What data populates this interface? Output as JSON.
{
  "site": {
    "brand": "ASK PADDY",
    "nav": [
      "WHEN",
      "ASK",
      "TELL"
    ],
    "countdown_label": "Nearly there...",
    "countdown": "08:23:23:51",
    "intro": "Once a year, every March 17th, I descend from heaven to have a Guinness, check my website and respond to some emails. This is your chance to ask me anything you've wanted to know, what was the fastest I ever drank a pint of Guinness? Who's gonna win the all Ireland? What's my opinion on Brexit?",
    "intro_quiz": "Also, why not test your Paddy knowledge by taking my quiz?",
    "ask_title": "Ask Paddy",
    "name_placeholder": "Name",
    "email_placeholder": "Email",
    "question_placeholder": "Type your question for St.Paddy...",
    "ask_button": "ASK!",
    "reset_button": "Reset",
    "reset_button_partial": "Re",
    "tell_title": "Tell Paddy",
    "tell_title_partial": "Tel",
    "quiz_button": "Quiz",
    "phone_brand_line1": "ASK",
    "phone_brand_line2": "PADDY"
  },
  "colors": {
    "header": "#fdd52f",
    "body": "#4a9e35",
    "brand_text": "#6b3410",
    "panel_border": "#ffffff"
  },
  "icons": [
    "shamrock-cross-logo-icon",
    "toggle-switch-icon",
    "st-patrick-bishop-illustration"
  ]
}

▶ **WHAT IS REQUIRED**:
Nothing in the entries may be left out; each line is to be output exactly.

▶ **TASK RESPONSE**:
What data populates this interface? Output as JSON.
{
  "site": {
    "brand": "ASK PADDY",
    "nav": [
      "WHEN",
      "ASK",
      "TELL"
    ],
    "countdown_label": "Nearly there...",
    "countdown": "08:23:23:51",
    "intro": "Once a year, every March 17th, I descend from heaven to have a Guinness, check my website and respond to some emails. This is your chance to ask me anything you've wanted to know, what was the fastest I ever drank a pint of Guinness? Who's gonna win the all Ireland? What's my opinion on Brexit?",
    "intro_quiz": "Also, why not test your Paddy knowledge by taking my quiz?",
    "ask_title": "Ask Paddy",
    "name_placeholder": "Name",
    "email_placeholder": "Email",
    "question_placeholder": "Type your question for St.Paddy...",
    "ask_button": "ASK!",
    "reset_button": "Reset",
    "reset_button_partial": "Re",
    "tell_title": "Tell Paddy",
    "tell_title_partial": "Tel",
    "quiz_button": "Quiz",
    "phone_brand_line1": "ASK",
    "phone_brand_line2": "PADDY"
  },
  "colors": {
    "header": "#fdd52f",
    "body": "#4a9e35",
    "brand_text": "#6b3410",
    "panel_border": "#ffffff"
  },
  "icons": [
    "shamrock-cross-logo-icon",
    "toggle-switch-icon",
    "st-patrick-bishop-illustration"
  ]
}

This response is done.